* ASSIGNMENT: How many lines of these entries hold the string "views"? Reply with the number alone.

(Items listed in a dataset)
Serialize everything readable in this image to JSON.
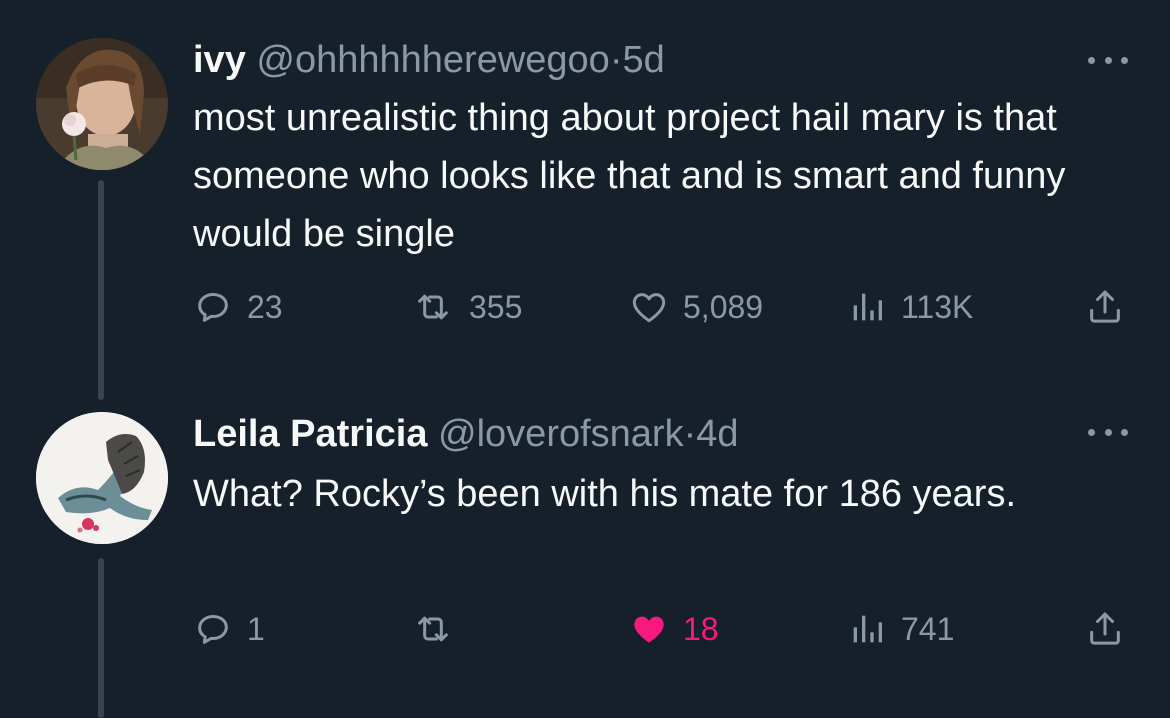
{
  "colors": {
    "background": "#15202b",
    "primary_text": "#f7f9f9",
    "secondary_text": "#8b98a5",
    "liked": "#f91880",
    "thread_line": "#38444d"
  },
  "tweets": [
    {
      "display_name": "ivy",
      "handle": "@ohhhhhherewegoo",
      "separator": "·",
      "time": "5d",
      "text": "most unrealistic thing about project hail mary is that someone who looks like that and is smart and funny would be single",
      "actions": {
        "replies": "23",
        "retweets": "355",
        "likes": "5,089",
        "views": "113K",
        "liked": false
      },
      "icons": [
        "avatar",
        "more-icon",
        "reply-icon",
        "retweet-icon",
        "like-icon",
        "views-icon",
        "share-icon"
      ]
    },
    {
      "display_name": "Leila Patricia",
      "handle": "@loverofsnark",
      "separator": "·",
      "time": "4d",
      "text": "What? Rocky’s been with his mate for 186 years.",
      "actions": {
        "replies": "1",
        "retweets": "",
        "likes": "18",
        "views": "741",
        "liked": true
      },
      "icons": [
        "avatar",
        "more-icon",
        "reply-icon",
        "retweet-icon",
        "like-icon-filled",
        "views-icon",
        "share-icon"
      ]
    }
  ]
}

* EXERCISE RESPONSE: 4